Chair of the State Assembly’s Public Safety Committee Applauds State’s Acquisition of St. Vincent Medical Center in Los Angeles
Los Angeles, California – March 23, 2020 – The State of California has entered into an agreement with Verity Health Systems to manage the recently closed St. Vincent Medical Center, located at 2131 West 3rd Street in Los Angeles, to provide assistance and care to patients afflicted with the COVID-19 virus. Bringing St. Vincent’s back online ensures 381 beds for patients and an added resource for residents of Los Angeles in dealing with the pandemic.
“The residents of the 59th Assembly District will have a recognized care and resource facility open and available to those who require treatment and quarantine upon diagnosis,” said Assemblymember Reggie Jones-Sawyer who represents the communities of South Los Angeles including Huntington Park and Walnut Park in the 59th District.
Quick action by the state legislature to provide the Governor with funding and authority to acquire and lease hotels, motels and repurpose shuttered hospitals has been a vital component in the State’s overall plans to contain the spread of the coronavirus. Additionally, the State has requested from the federal government 20 million N95 masks, nearly a million gloves and 2 million swabs.
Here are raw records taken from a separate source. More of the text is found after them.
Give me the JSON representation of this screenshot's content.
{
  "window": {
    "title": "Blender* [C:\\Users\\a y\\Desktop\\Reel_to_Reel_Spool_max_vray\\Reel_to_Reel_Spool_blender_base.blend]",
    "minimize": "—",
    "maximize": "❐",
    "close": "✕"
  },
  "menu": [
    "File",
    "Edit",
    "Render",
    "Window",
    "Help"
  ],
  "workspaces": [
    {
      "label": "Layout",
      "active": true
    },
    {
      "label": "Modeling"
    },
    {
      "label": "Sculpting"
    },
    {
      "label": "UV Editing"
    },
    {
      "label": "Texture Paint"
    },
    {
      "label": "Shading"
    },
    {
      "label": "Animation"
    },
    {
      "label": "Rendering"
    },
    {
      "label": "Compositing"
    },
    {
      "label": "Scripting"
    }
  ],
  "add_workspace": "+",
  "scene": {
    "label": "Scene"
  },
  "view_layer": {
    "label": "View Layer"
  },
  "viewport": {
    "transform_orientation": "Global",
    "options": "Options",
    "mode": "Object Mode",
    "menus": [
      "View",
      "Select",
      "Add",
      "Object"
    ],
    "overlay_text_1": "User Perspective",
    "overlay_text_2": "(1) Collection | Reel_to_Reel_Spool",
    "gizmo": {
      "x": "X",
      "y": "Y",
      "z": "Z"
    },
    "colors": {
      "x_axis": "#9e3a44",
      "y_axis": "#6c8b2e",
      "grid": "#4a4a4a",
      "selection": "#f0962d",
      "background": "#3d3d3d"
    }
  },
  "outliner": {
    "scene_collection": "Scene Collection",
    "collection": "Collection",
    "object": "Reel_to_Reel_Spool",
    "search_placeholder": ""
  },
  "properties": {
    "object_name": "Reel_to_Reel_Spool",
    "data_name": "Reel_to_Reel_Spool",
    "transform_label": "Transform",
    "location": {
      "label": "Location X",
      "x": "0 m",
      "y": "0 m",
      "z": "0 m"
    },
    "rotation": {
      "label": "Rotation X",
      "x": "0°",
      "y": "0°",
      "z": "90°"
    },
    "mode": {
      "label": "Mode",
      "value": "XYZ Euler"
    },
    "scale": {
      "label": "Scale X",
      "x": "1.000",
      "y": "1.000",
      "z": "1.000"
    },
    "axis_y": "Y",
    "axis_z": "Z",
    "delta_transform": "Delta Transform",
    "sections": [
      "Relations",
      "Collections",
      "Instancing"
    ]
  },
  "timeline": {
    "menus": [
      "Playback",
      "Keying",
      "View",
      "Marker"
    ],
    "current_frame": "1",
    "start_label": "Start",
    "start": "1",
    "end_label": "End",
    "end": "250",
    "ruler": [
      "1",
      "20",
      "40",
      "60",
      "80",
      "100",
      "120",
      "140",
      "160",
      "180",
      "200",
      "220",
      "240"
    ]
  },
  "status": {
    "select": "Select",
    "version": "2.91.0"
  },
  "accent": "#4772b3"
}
“As Chair of the Assembly’s Public Safety Committee, I am working in partnership with Governor Newsom to protect the health and well-being of residents of my district and that of all Californians. The re-opening of St. Vincent Medical Center is a part of our efforts to make available immediately medical beds and services ready to assess and treat patients, thus easing pressure on other local facilities that may see an influx of cases in the weeks to come,” added Assemblymember Jones-Sawyer.
The State will spend $30 million to lease St. Vincent Medical Center, along with another hospital in Northern California, and make both fully operational. An additional $8.6 million will be used to purchase ventilators, IV fusion pumps and other equipment and $2 million on patient transportation.